This summer, athletes from all over the world will compete in the Olympic games. (Hopefully. Please chill, COVID.) We already know that two a couple Tar Heels will be there on the US and other women’s soccer teams, and there’s sure to be others to officially make it by the games kick off.
In honor of the games, throughout the whole of the summer leading up to them, we’ll be digging into the history books to profile some Tar Heels of the past who competed at the Olympics.
Charlie Scott is a bona fide North Carolina Tar Heels legend. When Dean Smith recruited him to come to UNC, he became the first black scholarship athlete in school history. He is complete deserving of his status as a pioneer.
Beyond that, he could really play basketball.
After not playing varsity his freshman season as was the rule at the time, Scott made his UNC debut in the 1967-68 season. He would be named an All-ACC player after averaging 17.6 points and 6.0 rebounds. That would be the “worst” season he had in Chapel Hill. His next two years were even better, averaging 22.3 and 27.1 points respectively. He springboarded from there to a 12-year pro career in the ABA and NBA, where he won a NBA title in 1976.
However before all of his pro career back when he was still at UNC, his first season propelled him to become the second ever Tar Heel basketball player to win an Olympic medal.
Four years after Larry Brown won gold in the ‘64 Olympics, Scott was included on the US squad for the 1968 Mexico City games. Until the 1992 Dream Team, US Olympic basketball rosters were famously college players.
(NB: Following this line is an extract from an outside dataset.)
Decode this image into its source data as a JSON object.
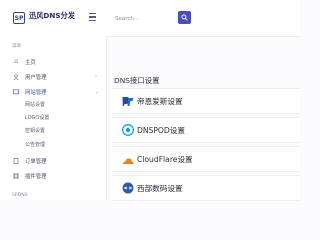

Well, sort of.
In the 1960s, there were still amateur teams that played in a level above college, and several of the players on the 1968 team had already left the college ranks. Several played for the Akron Wingfoots, which was a team Brown was on when he was selected in ‘64. That meant that Scott was actually the second youngest player on the ‘68 roster.
Henry Iba’s US team actually went into the ‘68 tournament as underdogs. Between several big names opting against playing and a less than stellar tour of Europe before the tournament, the US looked vulnerable coming into the Olympics. That turned out not to be the case.
The US went a perfect 7-0 in their eight-team group. That included a 13-point win over a Yugoslavia team that people thought could contend with the US. The only truly close call came against Puerto Rico, as the US eventually won by five.
Scott and the US were in control for the entire game in the semifinal against Brazil, setting up what was expected to be a blockbuster Gold Medal Game against the Soviet Union. With the US’s aforementioned earlier struggles, the Soviets were considered perhaps the favorites for the gold.
Except that matchup never came to pass. Yugoslavia upset the Soviet Union in the other semifinal, setting up a rematch for the gold. The US again ended up winning fairly easily, sealing a seventh consecutive gold medal.
As for Scott, he was one of only six US players to appear in all nine games the team played in the tournament. He was the team’s fourth-leading scorer, averaging eight points per game, while shooting 51% from the floor. The gold medal, along with him being an all-American ensured that his name is in the rafters as an honored player.